Poll shows nearly 6 out of 10 Americans either don’t have a smartphone or don’t trust the tech giants behind the app.
From “Most Americans are not willing or able to use an app tracking coronavirus infections. That’s a problem for Big Tech’s plan to slow the pandemic” in Wednesday’s Washington Post:
The effort faces several major barriers, including that approximately 1 in 6 Americans do not have smartphones, which would be necessary for running any apps produced by the initiative. Rates of smartphone ownership are much lower among seniors, who are particularly vulnerable to the ravages of covid-19, with just over half of those aged 65 or older saying that they have a smartphone (53 percent). Rates are even lower for those 75 and older, according to the Post-U. Md. poll.
Among the 82 percent of Americans who do have smartphones, willingness to use an infection-tracing app is split evenly, with 50 percent saying they definitely or probably would use such an app and an equal percentage saying they probably or definitely would not. Willingness runs highest among Democrats and people reporting they are worried about a covid-19 infection making them seriously ill. Resistance is higher among Republicans and people reporting a lower level of personal worry about getting the virus.
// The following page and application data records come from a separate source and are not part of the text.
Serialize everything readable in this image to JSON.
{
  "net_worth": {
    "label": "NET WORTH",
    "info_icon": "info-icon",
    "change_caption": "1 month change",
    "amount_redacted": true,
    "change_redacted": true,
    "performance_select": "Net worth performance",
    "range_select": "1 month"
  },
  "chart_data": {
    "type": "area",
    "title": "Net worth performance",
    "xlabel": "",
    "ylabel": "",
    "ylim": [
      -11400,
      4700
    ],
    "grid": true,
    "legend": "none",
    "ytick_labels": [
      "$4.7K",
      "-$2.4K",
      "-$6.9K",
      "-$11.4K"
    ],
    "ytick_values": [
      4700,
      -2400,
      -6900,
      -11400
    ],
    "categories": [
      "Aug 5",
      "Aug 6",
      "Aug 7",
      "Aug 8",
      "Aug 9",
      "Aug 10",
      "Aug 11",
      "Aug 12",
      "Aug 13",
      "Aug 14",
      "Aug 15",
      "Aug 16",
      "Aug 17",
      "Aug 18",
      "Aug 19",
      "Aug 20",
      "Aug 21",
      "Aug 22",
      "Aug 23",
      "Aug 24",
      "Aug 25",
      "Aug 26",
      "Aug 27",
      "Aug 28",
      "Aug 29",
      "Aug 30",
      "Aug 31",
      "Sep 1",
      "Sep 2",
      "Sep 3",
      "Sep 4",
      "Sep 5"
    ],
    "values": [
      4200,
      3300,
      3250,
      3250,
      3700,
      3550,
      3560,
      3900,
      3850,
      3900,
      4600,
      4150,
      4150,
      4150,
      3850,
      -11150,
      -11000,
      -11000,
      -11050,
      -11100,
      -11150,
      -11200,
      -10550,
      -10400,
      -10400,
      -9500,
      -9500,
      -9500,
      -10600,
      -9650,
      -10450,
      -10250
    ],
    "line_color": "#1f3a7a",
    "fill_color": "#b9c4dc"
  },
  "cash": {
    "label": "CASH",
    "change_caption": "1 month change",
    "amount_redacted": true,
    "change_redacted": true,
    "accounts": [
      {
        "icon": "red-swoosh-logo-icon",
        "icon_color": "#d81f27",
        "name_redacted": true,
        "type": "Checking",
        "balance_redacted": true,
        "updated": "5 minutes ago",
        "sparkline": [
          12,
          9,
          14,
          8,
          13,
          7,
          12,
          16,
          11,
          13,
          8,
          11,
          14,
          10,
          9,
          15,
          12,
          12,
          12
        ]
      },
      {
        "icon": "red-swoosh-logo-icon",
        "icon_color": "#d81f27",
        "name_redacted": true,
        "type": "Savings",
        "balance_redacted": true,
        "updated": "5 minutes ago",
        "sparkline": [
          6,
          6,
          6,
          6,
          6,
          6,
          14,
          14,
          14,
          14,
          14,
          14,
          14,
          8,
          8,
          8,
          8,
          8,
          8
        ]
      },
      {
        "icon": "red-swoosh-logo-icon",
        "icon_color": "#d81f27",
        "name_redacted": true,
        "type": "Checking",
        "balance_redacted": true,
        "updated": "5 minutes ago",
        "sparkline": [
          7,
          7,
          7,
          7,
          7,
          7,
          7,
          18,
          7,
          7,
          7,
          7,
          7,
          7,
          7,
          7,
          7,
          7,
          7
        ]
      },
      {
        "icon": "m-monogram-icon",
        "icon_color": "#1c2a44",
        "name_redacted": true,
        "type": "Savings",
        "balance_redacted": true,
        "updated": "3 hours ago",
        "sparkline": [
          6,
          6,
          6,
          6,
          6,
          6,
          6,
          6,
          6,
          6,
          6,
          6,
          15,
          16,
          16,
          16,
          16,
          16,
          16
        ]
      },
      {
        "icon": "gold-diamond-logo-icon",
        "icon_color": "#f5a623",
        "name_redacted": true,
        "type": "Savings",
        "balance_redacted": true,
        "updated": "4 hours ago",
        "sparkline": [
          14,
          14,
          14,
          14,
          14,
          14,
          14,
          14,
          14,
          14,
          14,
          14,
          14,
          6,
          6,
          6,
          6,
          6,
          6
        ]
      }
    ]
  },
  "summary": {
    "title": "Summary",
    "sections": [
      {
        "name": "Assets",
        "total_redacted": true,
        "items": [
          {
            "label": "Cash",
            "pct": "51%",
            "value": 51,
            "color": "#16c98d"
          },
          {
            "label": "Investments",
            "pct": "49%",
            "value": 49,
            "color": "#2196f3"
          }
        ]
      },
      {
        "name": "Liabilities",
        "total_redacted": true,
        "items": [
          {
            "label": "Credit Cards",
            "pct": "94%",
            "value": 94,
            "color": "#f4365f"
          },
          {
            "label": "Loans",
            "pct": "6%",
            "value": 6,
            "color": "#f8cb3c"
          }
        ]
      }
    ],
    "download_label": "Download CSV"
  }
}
My take: “Resistance is higher among Republicans.” No comment.